Here is a table that describes each of the grades, their applications and consistency.

Always check with your OEM to ensure that the correct NLGI grade is being used! Here is another graphic that likens these grades to more easily identifiable consistencies.

Grease colours

I’ve almost always heard my customers refer to the grease that they are using by its colour. They would say, “I’m using the blue grease.” However, greases are not defined by their colour. Colour is often added to grease to allow it to be easily identifiable within the field. For instance, if a grease is coloured blue, it is easy to identify if it’s leaking or not (one way not to confuse the leak with an oil leak).

Some greases are coloured to ensure that the applicant uses it in the correct application. For example, if a blue grease is a multipurpose grease then this ideally shouldn’t be used in the very high temperature area. Most of the times, red greases are used for high temperature applications. Thus making it easy to identify if the correct grease is used in the right application. However, one should note the colours of the greases being used in their facility and their applications before comparing them to that of another facility (which may be using a different grease manufacturer.)

Don’t define greases by their colours, define them by their applications!

Colour Coding

Quite often when we are correcting or helping companies set up their lubrication storage areas, we get asked a lot of questions regarding colour coding. Ideally, the concept of colour coding is to allow field personnel to easily identify and associate particular lubricants with their applications.

However, like most things in reliability, this can be customized to suit your organization. There are no hard and fast rules of using only yellow to represent hydraulic oils. But, what if we had someone that was colour blind?

Usually, when we start colour coding lubricant storage containers, we include symbols and actual names of the lubricant. This helps to assist personnel in having a 3 point verification system.

First they can verify the colour, then the symbol and of course the name of the lubricant.

Names are crucial! Especially for varying viscosities (such as gear or hydraulic oils). For instance all gear oil would have the same colour and symbol but you wouldn’t want to put an ISO 100 gear oil in a gearbox suited for ISO 680.

Lubrication Audit?

Audits usually get people nervous! They are worried about what the auditor may or may not find. When we perform lubrication audits, we’re trying to ensure that your equipment is using exactly what it should to perform efficiently.

Why is that necessary? We’ve found that in most organizations, there may have been a time when the OEM recommended lubricant was not readily available and a substitute was used instead. Once the substitute has been used, it magically becomes the recommended lubricant for the rest of the life of the component.

However, if proper checks were not done initially, then the component could be using the wrong lubricant for most of its life. This can contribute to downtime and replacement of parts before their actual useful life has been reached.

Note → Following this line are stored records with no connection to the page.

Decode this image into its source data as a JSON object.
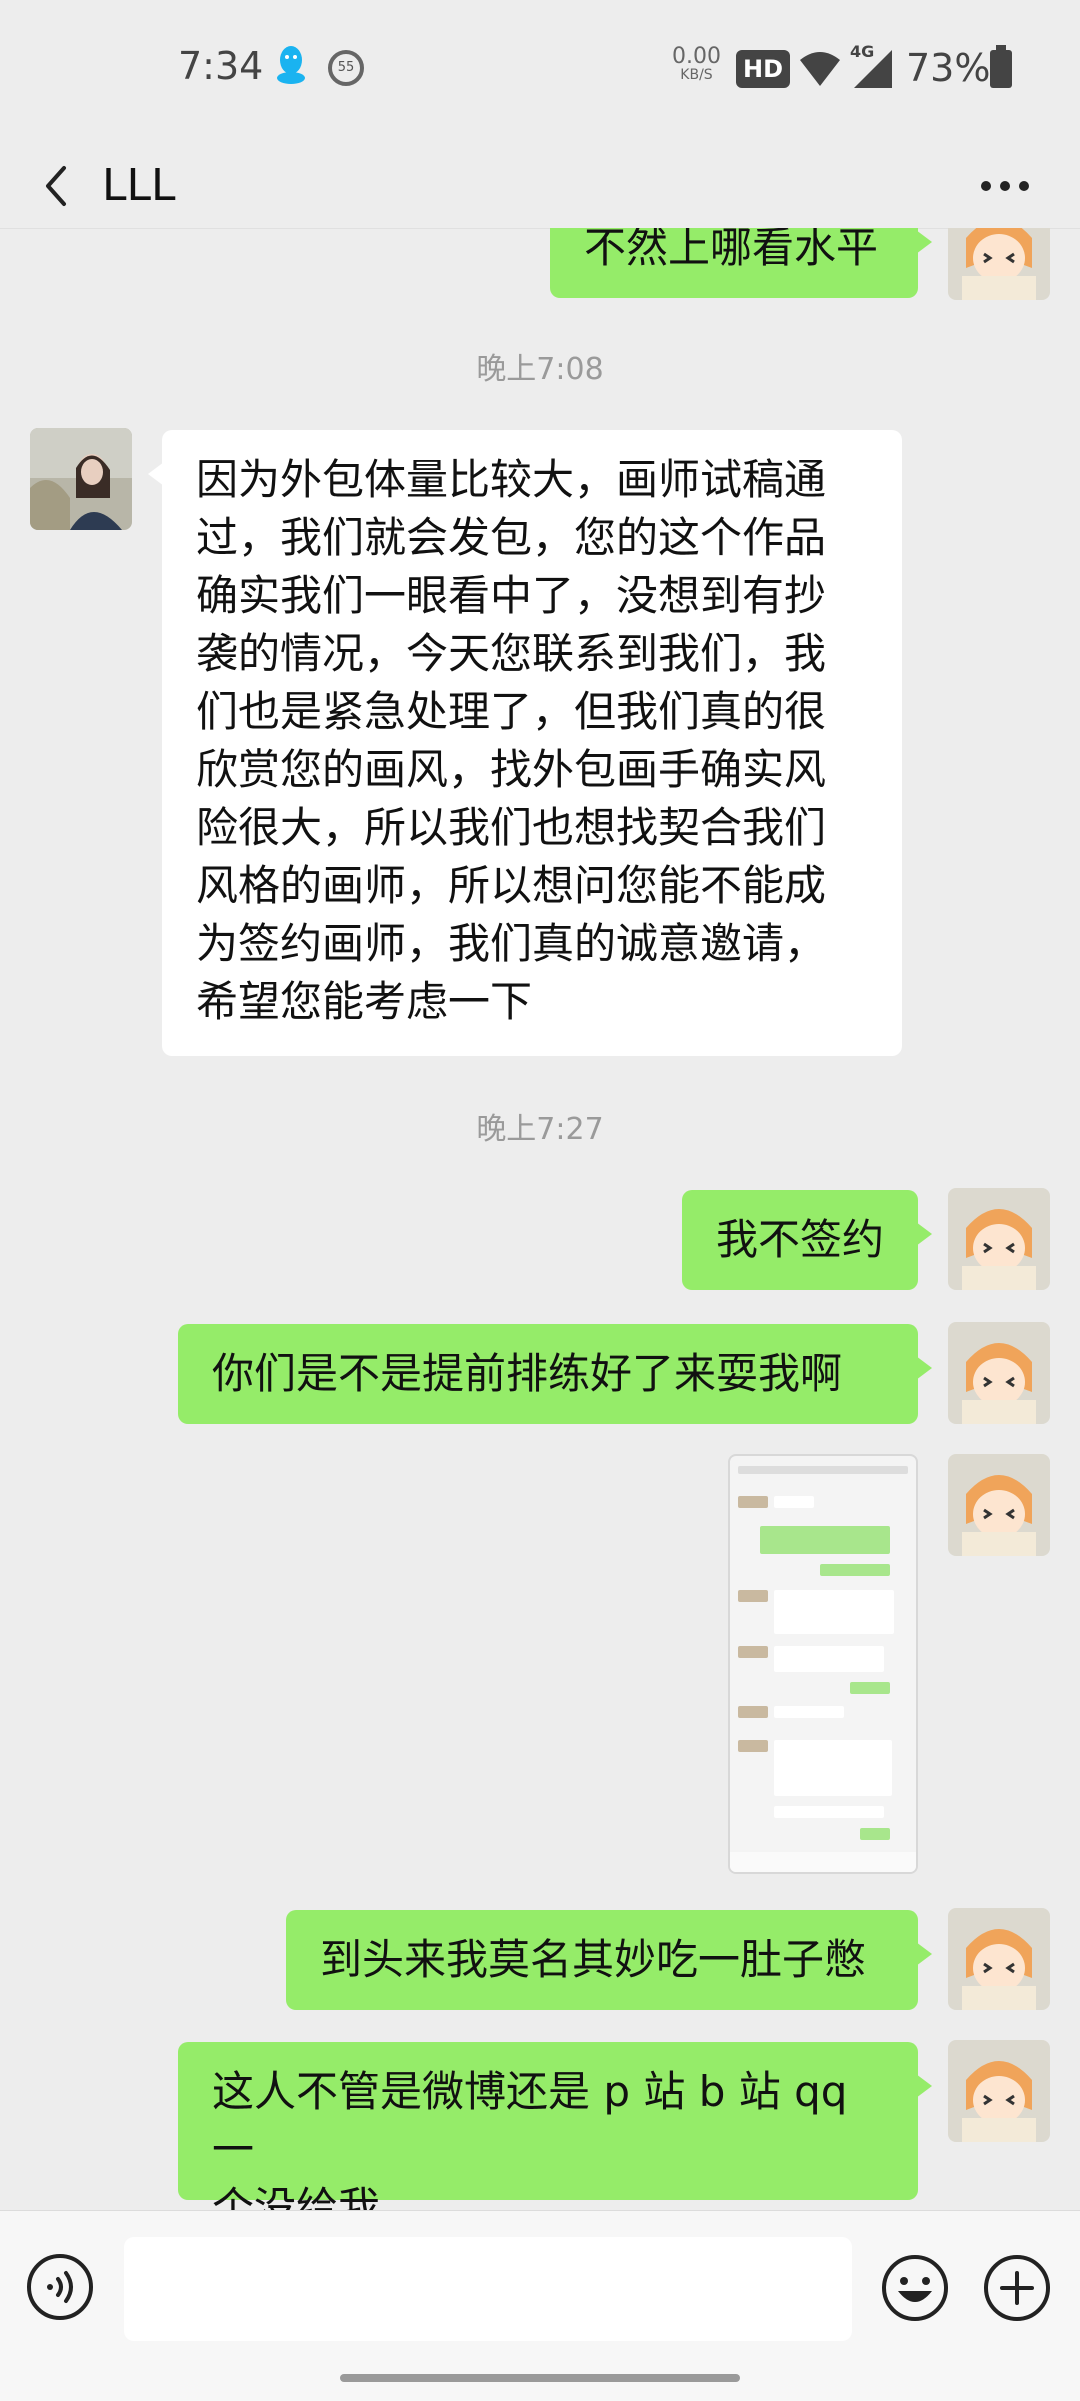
{
  "status_bar": {
    "time": "7:34",
    "ring_badge": "55",
    "net_speed_value": "0.00",
    "net_speed_unit": "KB/S",
    "hd": "HD",
    "signal_type": "4G",
    "battery": "73%"
  },
  "nav": {
    "title": "LLL",
    "back_icon": "chevron-left-icon",
    "more_icon": "more-icon"
  },
  "messages": [
    {
      "type": "text",
      "from": "me",
      "text": "不然上哪看水平"
    },
    {
      "type": "time",
      "text": "晚上7:08"
    },
    {
      "type": "text",
      "from": "other",
      "lines": [
        "因为外包体量比较大，画师试稿通",
        "过，我们就会发包，您的这个作品",
        "确实我们一眼看中了，没想到有抄",
        "袭的情况，今天您联系到我们，我",
        "们也是紧急处理了，但我们真的很",
        "欣赏您的画风，找外包画手确实风",
        "险很大，所以我们也想找契合我们",
        "风格的画师，所以想问您能不能成",
        "为签约画师，我们真的诚意邀请，",
        "希望您能考虑一下"
      ]
    },
    {
      "type": "time",
      "text": "晚上7:27"
    },
    {
      "type": "text",
      "from": "me",
      "text": "我不签约"
    },
    {
      "type": "text",
      "from": "me",
      "text": "你们是不是提前排练好了来耍我啊"
    },
    {
      "type": "image",
      "from": "me",
      "image_name": "screenshot-thumbnail"
    },
    {
      "type": "text",
      "from": "me",
      "text": "到头来我莫名其妙吃一肚子憋"
    },
    {
      "type": "text",
      "from": "me",
      "lines": [
        "这人不管是微博还是 p 站 b 站 qq 一",
        "个没给我"
      ]
    }
  ],
  "input_bar": {
    "voice_icon": "voice-icon",
    "emoji_icon": "emoji-icon",
    "plus_icon": "plus-icon"
  },
  "colors": {
    "me_bubble": "#95ec69",
    "other_bubble": "#ffffff",
    "background": "#ededed",
    "timestamp": "#9a9a9a"
  }
}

Once, we found a gearbox using an ISO 680 gear oil when it should have used an ISO 320 oil. This gearbox used the wrong oil for 30 years! It greatly impacted the efficiency of the gearbox and they experienced numerous breakdowns throughout its life but they never understood or dared to look at the lubricant.

Always ensure that you have the OEM recommended lubricants for your components!